But writing grand historical fiction came with a whole suite of new challenges. By the time she started actually writing, the project had been simmering for eight years, and while there were certain things she knew she wanted to happen in the book, the diving among them, she couldn’t figure out “how to make them happen credibly,” and—moreover—she couldn’t really figure out why she was trying so hard to make them happen at all. And all of it seemed to require infinite technical knowledge she still didn’t have: about diving, about the merchant marines, about gangsters.
She almost abandoned the book after the first draft, a year and a half writing longhand. “I typed it up and I read it”—this is her standard process and “often a low point”—but this was “even worse.” And Egan might have ditched the whole thing, “no regrets, no harm, no foul,” except that she wasn’t sure what else she’d do. “Honestly, I just thought, ‘OK, fine, you’re not going to do this. What are you going to do? You can’t just do nothing.’ ” But what she wanted to do was to keep researching. “And I thought, ‘If I feel that way, it’s a sign that I am going to write this book, because there's no other reason for me to want to know these things, or for them to feel so vital.’ ”

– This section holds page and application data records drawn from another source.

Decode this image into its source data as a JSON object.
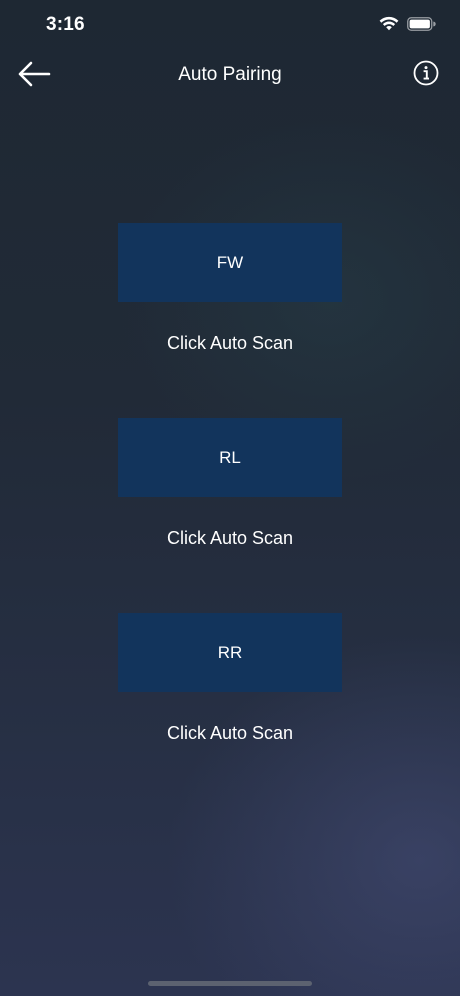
{
  "status_bar": {
    "time": "3:16",
    "icons": [
      "wifi-icon",
      "battery-icon"
    ]
  },
  "nav": {
    "title": "Auto Pairing",
    "back_icon": "arrow-left-icon",
    "info_icon": "info-circle-icon"
  },
  "sensors": [
    {
      "label": "FW",
      "status": "Click Auto Scan"
    },
    {
      "label": "RL",
      "status": "Click Auto Scan"
    },
    {
      "label": "RR",
      "status": "Click Auto Scan"
    }
  ],
  "colors": {
    "button_bg": "#12345c",
    "text": "#ffffff",
    "background_top": "#1e2833",
    "background_bottom": "#2c3450"
  }
}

For all its big events, the greatest surprise—to Egan more than anyone—is how deeply personal the book is: it is about the Brooklyn waterfront, like she intended, about Americanness, about women and power; none of that was unexpected. But there is something else. “To me, the book is so clearly about the complicated task for a parent of accepting that his or her child will be his or her own person. To me, that’s really what the book is about—how hard that is to do and how wrenching it can be. That’s really why Eddie leaves, in my mind. He can’t bear it.” It hits close: Egan’s sons, elementary schoolers when she wrote Goon Squad, are now in their teens.
“Luckily, I didn’t put all this together, because if I had, I would have felt like, Oh my God, I can’t work on this, it’s too much like my life!” says Egan. But the setting was so different, so distant, she didn’t see it until it was done. It’s about Americanness and women and power and gangsters and boats and 9/11, but “it’s really about parenthood,” Egan says. “God, I never thought I would write a book about that. I hope I disguised it well.”
Rachel Sugar is a writer living in New York.